Translational profiling of microglia reveals a shared apoE pathway common to aging, amyloid, and tau pathology
John D. Fryer1,3*, Silvia S. Kang1, Kelsey E. Baker1, Casey Cook1, Xuewei Wang2, Jonathon Sens1,3, Jeanne-Pierre Kocher2, Mark T.W. Ebbert1
1Department of Neuroscience, Mayo Clinic, Jacksonville, FL 32224, USA;
2Department of Health Sciences Research, Mayo Clinic, Rochester, MN 55905, USA;
3Neurobiology of Disease Graduate Program, Mayo Clinic Graduate School of Biomedical Sciences, Jacksonville, FL 32224, USA

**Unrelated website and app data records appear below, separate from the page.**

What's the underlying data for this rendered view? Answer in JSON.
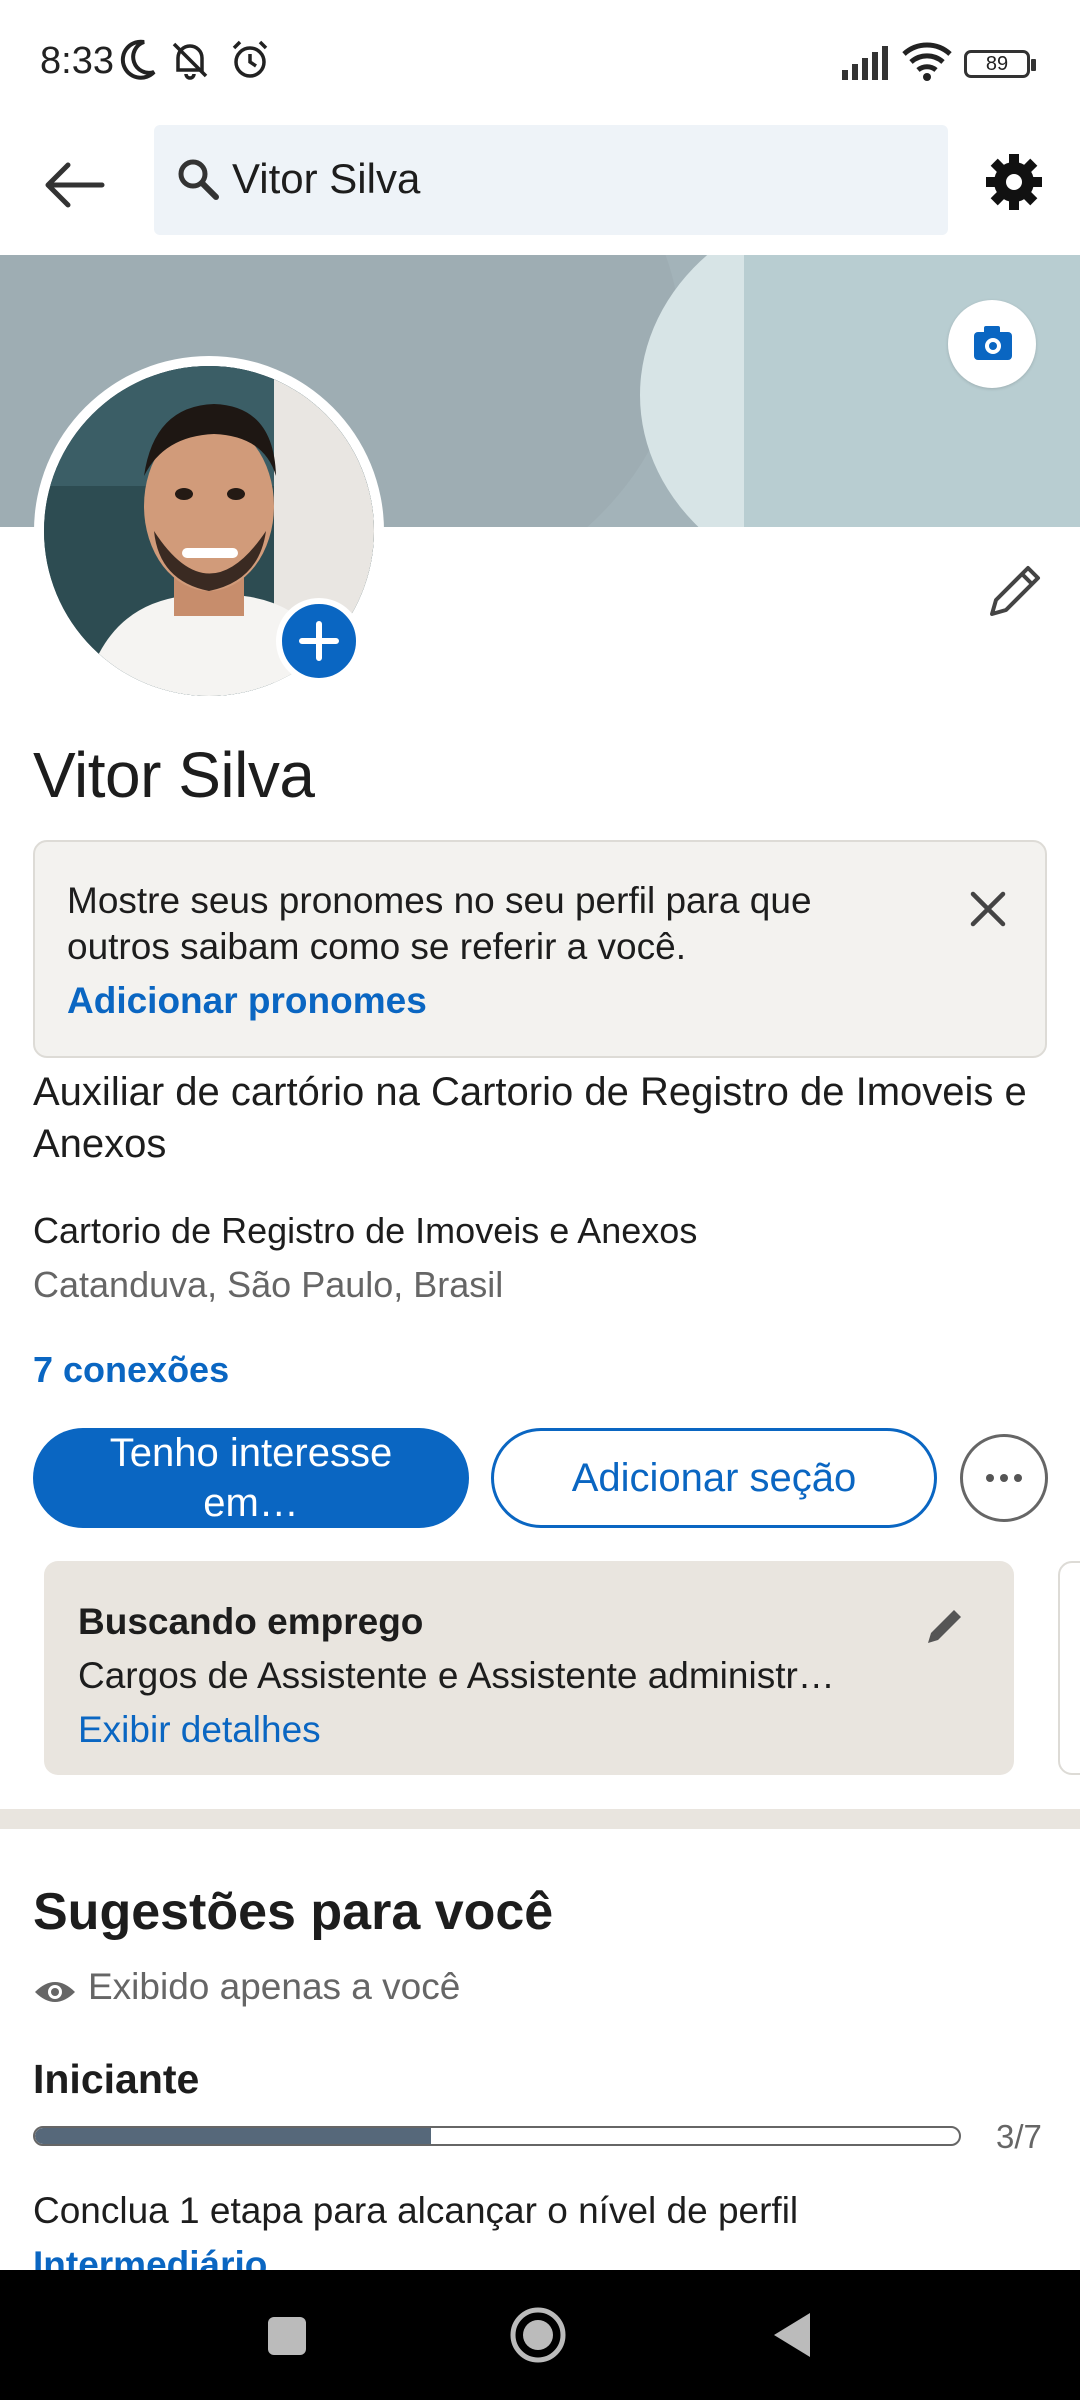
{
  "status_bar": {
    "time": "8:33",
    "battery": "89",
    "icons": [
      "moon-icon",
      "muted-bell-icon",
      "alarm-icon",
      "signal-icon",
      "wifi-icon",
      "battery-icon"
    ]
  },
  "header": {
    "search_value": "Vitor Silva",
    "icons": [
      "back-arrow-icon",
      "search-icon",
      "gear-icon"
    ]
  },
  "profile": {
    "name": "Vitor Silva",
    "pronoun_prompt": "Mostre seus pronomes no seu perfil para que outros saibam como se referir a você.",
    "pronoun_link": "Adicionar pronomes",
    "headline": "Auxiliar de cartório na Cartorio de Registro de Imoveis e Anexos",
    "company": "Cartorio de Registro de Imoveis e Anexos",
    "location": "Catanduva, São Paulo, Brasil",
    "connections": "7 conexões"
  },
  "actions": {
    "open_to": "Tenho interesse em…",
    "add_section": "Adicionar seção"
  },
  "open_to_work": {
    "title": "Buscando emprego",
    "detail": "Cargos de Assistente e Assistente administr…",
    "link": "Exibir detalhes"
  },
  "suggestions": {
    "title": "Sugestões para você",
    "private_note": "Exibido apenas a você",
    "level": "Iniciante",
    "progress_count": "3/7",
    "progress_fraction": 0.4286,
    "next_step": "Conclua 1 etapa para alcançar o nível de perfil",
    "next_level": "Intermediário"
  },
  "colors": {
    "accent": "#0a66c2",
    "cover": "#a3b3b9",
    "card": "#e9e5df",
    "progress": "#56687a"
  }
}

Alzheimer's disease (AD) is an age-associated neurodegenerative disease characterized by amyloidosis, tauopathy, and activation of microglia, the brain resident innate immune cells. Using RiboTag microglial translational profiling in models of amyloidosis, tauopathy, or aging, we found a striking overlap among these conditions including a previously unreported robust induction of Ccl3 and Ccl4, in addition to Apoe, Cst7, Lgals3, and Itgax. ApoE was among the 0.2% of all microglial transcripts based on absolute abundance and was a critical driver of a pathway that converged on the chemokines CCL3 and CCL4. Interestingly, aged females were significantly worse than aged males for this shared signature. This study has broad implications for microglial transcriptomic approaches and provides new insights into microglial pathways associated with different pathological aspects of aging and AD.